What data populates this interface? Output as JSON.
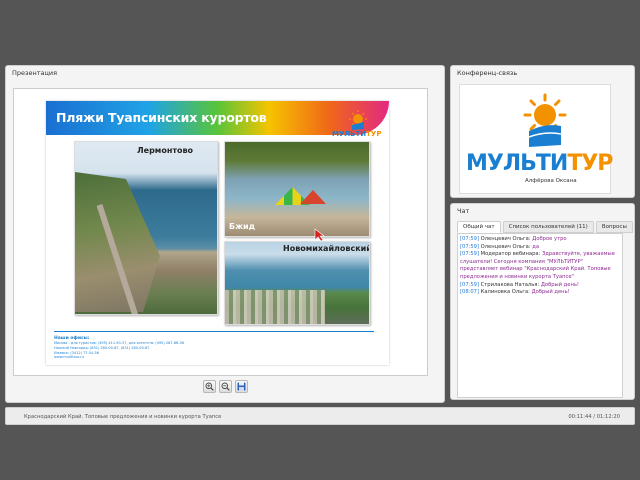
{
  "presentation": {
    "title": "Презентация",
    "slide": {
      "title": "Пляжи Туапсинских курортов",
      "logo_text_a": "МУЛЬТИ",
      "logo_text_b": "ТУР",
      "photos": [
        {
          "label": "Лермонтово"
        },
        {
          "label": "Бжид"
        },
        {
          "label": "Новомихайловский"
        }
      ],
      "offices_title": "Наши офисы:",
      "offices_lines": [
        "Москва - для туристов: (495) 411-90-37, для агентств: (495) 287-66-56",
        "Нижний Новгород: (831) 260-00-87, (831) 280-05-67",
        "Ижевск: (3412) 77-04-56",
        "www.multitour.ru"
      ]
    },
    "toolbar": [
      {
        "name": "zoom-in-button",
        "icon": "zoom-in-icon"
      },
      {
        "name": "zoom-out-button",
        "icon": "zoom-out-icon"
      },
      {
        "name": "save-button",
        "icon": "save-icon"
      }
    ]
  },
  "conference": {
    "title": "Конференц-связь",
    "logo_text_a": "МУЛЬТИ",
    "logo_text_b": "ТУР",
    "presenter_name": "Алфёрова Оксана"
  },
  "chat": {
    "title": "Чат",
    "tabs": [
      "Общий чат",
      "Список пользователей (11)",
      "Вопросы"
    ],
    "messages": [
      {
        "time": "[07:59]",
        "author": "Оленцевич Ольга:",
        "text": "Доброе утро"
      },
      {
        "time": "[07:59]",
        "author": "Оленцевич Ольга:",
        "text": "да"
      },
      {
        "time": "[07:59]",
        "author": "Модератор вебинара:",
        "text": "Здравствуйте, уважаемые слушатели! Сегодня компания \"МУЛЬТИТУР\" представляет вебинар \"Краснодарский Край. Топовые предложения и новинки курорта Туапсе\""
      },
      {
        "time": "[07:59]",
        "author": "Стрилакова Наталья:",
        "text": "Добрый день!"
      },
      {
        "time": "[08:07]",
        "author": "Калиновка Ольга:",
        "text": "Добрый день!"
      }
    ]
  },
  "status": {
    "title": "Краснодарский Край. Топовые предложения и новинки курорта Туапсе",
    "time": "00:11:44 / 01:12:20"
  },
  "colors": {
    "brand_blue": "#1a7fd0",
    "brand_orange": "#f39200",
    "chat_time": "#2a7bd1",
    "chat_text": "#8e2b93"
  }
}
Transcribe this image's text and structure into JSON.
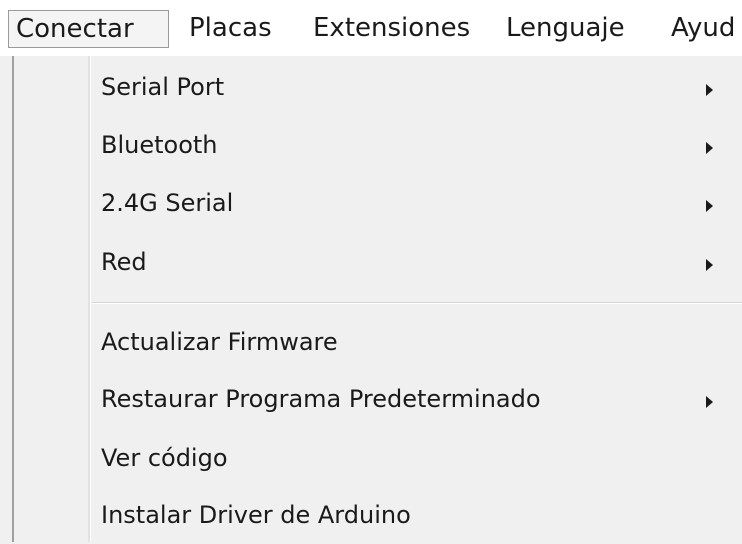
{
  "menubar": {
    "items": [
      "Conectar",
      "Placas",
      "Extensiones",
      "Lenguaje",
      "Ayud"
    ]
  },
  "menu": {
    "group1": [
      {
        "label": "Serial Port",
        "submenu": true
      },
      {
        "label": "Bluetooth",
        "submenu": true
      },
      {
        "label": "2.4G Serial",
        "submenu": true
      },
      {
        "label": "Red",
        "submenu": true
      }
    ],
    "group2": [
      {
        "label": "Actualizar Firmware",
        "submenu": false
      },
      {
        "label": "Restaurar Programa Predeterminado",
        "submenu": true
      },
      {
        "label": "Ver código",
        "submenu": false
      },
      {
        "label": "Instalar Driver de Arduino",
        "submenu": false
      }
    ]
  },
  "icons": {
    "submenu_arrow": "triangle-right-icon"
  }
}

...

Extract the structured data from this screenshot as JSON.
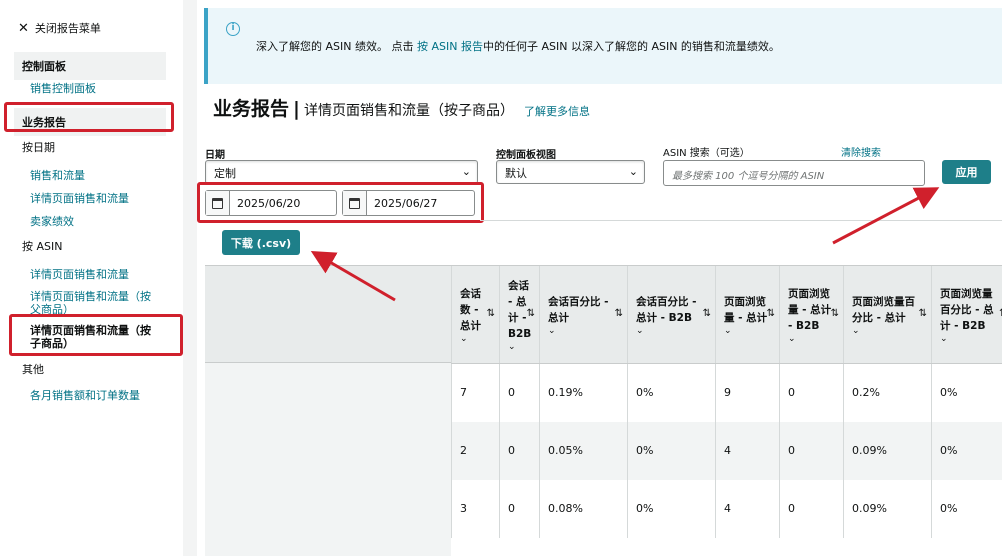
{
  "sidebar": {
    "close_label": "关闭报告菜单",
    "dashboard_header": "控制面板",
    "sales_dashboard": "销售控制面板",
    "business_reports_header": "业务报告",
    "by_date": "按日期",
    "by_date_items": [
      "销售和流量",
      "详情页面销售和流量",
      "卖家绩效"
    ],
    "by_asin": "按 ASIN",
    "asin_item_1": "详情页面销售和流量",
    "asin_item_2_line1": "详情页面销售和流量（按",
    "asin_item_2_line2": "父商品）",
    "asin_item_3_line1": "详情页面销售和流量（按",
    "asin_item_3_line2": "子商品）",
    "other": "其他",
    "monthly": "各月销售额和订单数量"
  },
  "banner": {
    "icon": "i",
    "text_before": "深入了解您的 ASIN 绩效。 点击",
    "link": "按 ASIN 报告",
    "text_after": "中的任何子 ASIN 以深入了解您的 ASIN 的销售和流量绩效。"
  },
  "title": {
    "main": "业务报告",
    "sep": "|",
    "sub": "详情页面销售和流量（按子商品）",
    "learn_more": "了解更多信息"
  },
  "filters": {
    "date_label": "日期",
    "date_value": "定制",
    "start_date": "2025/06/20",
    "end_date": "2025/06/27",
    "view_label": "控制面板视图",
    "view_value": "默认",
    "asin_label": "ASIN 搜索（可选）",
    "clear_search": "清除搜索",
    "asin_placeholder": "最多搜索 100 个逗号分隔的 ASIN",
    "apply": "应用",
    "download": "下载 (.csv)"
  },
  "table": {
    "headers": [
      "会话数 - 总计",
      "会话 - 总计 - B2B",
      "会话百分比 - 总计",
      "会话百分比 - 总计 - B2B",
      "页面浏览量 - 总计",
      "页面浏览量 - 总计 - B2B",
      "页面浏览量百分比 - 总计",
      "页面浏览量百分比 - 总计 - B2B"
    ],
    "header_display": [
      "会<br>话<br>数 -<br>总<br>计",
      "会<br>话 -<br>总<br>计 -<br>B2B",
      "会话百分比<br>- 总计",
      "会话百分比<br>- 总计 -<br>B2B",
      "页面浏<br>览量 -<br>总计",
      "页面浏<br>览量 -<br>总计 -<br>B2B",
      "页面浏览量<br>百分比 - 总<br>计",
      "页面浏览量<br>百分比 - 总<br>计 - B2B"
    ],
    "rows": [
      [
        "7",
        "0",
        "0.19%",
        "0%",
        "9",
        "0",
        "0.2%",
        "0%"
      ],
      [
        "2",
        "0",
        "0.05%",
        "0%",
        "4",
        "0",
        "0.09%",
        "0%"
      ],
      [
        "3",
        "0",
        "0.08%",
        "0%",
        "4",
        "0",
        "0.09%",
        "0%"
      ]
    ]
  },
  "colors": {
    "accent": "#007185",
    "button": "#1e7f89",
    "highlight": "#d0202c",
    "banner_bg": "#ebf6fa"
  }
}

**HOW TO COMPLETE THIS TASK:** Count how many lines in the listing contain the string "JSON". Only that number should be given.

**SOLUTION BELOW:** 3